A lot of people assume that if you go organic, it is all-or-nothing. Not true! Some fruits and veggies are more heavily sprayed than others. Some produce is even sprayed so little, that the difference between the conventionally grown and organic versions is only the price. Check out the Dirty Dozen and Clean Fifteen lists from Environmental Working Group (EWG). Apples, celery, and strawberries top the list of produce you should buy organic. Onions, sweet corn, and pineapple are varieties that have barely any pesticides, even in their conventional versions. The EWG even has a handy printable guide that you can slip in your pocket and refer to in the produce section.
Be a locavore
Becoming a certified organic farm is an expensive and time-consuming process that a lot of small farmers just can’t afford, and those that do, normally pass the cost onto the consumer. The next time you are at the farmer’s market, chat with the farmers and ask about their use of pesticides. Chances are, even if they aren’t certified organic, they are chemical-free. Around here, because the produces is without the certified organic stamp, farmers knock down their prices dramatically compared to their certified counterparts.
Grow your own
It can be easy to assume that you need acres to have a well-producing garden, but I can tell you from experience that isn’t true. My husband and I grow tomatoes, peppers, cucumbers, butternut squash, watermelon, and zucchini all on our apartment patio. Even a small window herb garden can save you some serious cash. We’ve stuck cherry tomato plants in hanging baskets and basil plants by our living room window.
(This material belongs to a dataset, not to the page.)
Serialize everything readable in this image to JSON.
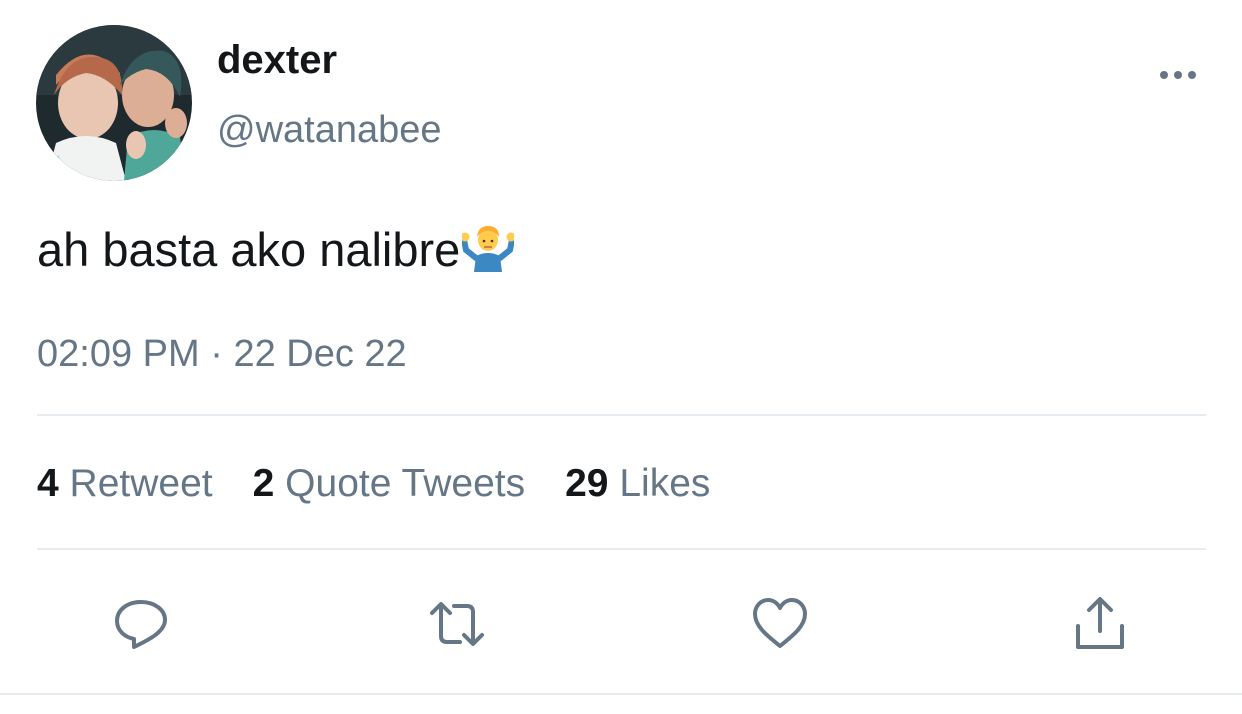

You are paying for the space, so you might as well use it to your checkbook’s advantage by growing your own food.
Does the cost of organic food discourage you from buying it?
Cassie Johnston is the newest blogger at Anytime Health. She is a writer, designer of all kinds, and bacon-lover living in a blissfully quaint town in the Midwest. She writes about food, fitness, and lifestyle at Back to Her Roots.
9/12/2011 at 2:45 PM